Round two of the Improving Farm Productivity grant opened at the end of January. This is part of the package of £45m of grant schemes which…
Governments like collecting data. Data that can be used to inform better and faster decision making. However, it can also be onerous and amount to more ‘red tape’.
Digitalisation of tax
The digitalisation of tax systems enables the government to get more data from tax returns and tax submissions. This is too good an opportunity for the government to miss and so, we have already been on this path for a while. If you look at the various tax authorities across the country, they increasingly include data collection as one of their key responsibilities.
To this is added a consultation by HMRC regarding the data collection from taxpayers which has just closed (https://www.gov.uk/government/consultations/improving-the-data-hmrc-collects-from-its-customers) Whilst, even in the world of tax, this seems like a boring topic, it does have quite wide-ranging implications for the information required by firms of accountants and payroll teams in order to produce tax returns and filing submissions with HMRC.
The role of the pandemic
HMRC believes the limitations of its data during the pandemic justifies its request for further information now. HMRC’s view is that more support could have been provided for businesses impacted by the pandemic and the lockdowns if the information that they are now seeking had been available to them at the time. Beside the fact that that was an unusual set of circumstances, and it is looking increasingly like it wouldn’t be repeated in the near future, not least because we don’t have the money to pay the support to businesses again, even if the government wanted to.
So what information is HMRC seeking?
They are looking to obtain the following through payroll data:
- The occupations of employees using Standard Occupation Codes
- The hours worked by employee
- The locations of employments
As far as self-assessment tax returns are concerned then HMRC is looking to obtain further data as follows:
- The business/occupation of self-employed individuals or partners using SIC codes (the same as used by Companies House)
- The location of self-employed businesses
- Separating dividends on tax returns into those received from close companies and those received from investment holdings
- Better data on the commencement and cessation dates of self-employment activities
What are the implications?
For those clients looking at the design of accounting systems and the capturing of information then it is worth considering the direction of travel and the likely nature of such changes.

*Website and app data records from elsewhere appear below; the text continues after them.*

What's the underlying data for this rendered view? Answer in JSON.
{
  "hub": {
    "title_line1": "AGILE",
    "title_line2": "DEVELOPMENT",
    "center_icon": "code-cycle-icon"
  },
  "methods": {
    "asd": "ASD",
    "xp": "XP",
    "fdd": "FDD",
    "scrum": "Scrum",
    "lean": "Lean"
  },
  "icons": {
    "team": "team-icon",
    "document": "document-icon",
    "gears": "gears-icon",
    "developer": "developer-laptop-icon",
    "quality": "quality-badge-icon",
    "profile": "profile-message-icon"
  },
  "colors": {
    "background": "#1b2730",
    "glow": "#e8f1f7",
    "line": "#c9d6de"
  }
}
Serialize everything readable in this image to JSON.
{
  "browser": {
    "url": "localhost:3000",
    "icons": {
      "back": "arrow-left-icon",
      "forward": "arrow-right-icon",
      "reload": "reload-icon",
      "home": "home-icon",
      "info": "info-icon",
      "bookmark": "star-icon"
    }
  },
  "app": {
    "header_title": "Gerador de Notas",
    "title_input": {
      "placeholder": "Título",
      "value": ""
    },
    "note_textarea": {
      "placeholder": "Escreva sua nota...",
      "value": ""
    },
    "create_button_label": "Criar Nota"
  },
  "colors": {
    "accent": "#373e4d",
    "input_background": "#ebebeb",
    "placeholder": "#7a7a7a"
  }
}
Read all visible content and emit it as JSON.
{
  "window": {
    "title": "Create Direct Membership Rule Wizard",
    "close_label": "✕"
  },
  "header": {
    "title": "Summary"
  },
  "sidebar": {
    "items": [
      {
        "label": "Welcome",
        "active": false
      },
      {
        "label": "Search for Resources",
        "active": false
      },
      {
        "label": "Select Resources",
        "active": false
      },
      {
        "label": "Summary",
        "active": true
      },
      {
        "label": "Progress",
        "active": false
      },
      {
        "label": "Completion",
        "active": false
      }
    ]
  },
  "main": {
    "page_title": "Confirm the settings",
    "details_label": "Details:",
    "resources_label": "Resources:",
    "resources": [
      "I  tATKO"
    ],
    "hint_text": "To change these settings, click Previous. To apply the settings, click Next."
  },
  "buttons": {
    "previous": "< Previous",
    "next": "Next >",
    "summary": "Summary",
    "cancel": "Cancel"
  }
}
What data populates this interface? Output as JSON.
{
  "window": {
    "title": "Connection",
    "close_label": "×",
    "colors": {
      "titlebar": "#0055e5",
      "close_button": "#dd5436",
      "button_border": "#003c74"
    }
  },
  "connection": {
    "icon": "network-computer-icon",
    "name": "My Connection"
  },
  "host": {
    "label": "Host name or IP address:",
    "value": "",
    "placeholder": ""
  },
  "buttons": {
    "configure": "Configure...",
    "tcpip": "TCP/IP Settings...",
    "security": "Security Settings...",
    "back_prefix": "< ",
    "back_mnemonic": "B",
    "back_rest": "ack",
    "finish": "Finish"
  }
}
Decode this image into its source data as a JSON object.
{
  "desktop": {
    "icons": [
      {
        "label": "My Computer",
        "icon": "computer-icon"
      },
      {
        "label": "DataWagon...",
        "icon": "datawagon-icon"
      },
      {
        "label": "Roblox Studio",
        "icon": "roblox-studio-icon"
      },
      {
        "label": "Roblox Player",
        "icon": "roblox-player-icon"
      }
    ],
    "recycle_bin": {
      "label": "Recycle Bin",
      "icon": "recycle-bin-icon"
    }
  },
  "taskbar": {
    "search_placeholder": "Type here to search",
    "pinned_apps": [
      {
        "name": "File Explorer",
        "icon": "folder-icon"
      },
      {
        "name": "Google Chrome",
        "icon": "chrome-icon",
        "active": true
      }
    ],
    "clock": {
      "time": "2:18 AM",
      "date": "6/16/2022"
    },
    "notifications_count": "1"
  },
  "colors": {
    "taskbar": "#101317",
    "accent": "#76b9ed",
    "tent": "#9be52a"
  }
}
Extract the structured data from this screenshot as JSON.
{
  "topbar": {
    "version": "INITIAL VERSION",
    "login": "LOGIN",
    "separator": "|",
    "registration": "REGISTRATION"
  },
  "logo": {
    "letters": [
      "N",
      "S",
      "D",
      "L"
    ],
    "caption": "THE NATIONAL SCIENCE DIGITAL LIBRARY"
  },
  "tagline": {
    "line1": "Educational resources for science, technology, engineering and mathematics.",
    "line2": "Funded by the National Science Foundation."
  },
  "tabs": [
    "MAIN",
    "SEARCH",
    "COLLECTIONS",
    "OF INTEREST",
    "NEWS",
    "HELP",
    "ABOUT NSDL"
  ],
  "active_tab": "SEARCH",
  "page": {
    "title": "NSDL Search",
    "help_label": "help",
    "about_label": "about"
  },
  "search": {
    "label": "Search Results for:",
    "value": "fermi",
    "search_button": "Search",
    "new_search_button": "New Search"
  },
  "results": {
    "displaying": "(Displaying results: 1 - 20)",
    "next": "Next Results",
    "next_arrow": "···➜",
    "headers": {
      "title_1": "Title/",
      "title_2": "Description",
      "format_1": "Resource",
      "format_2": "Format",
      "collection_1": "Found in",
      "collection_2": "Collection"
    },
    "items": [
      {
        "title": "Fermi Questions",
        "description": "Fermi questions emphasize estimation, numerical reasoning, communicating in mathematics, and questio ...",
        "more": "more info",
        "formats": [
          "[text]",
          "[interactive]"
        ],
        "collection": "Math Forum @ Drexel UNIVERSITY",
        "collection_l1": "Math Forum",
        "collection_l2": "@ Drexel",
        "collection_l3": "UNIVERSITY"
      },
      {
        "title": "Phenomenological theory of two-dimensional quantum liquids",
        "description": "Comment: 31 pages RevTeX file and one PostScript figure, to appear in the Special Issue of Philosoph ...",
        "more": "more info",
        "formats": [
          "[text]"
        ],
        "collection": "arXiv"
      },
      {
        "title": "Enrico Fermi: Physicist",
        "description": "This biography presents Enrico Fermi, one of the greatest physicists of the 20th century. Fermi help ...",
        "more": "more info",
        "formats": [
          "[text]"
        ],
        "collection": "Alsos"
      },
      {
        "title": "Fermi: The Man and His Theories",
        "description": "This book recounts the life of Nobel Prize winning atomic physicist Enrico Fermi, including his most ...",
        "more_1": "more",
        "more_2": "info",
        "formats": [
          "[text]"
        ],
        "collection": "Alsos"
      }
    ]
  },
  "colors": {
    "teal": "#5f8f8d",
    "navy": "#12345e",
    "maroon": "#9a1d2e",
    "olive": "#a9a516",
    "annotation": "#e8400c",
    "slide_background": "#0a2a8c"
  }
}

It is also worth being aware that if more data is more required to prepare tax returns, then in turn it will have implications for the time involved by my firm, our processes and fees charged. So, it might be worth paying it some attention.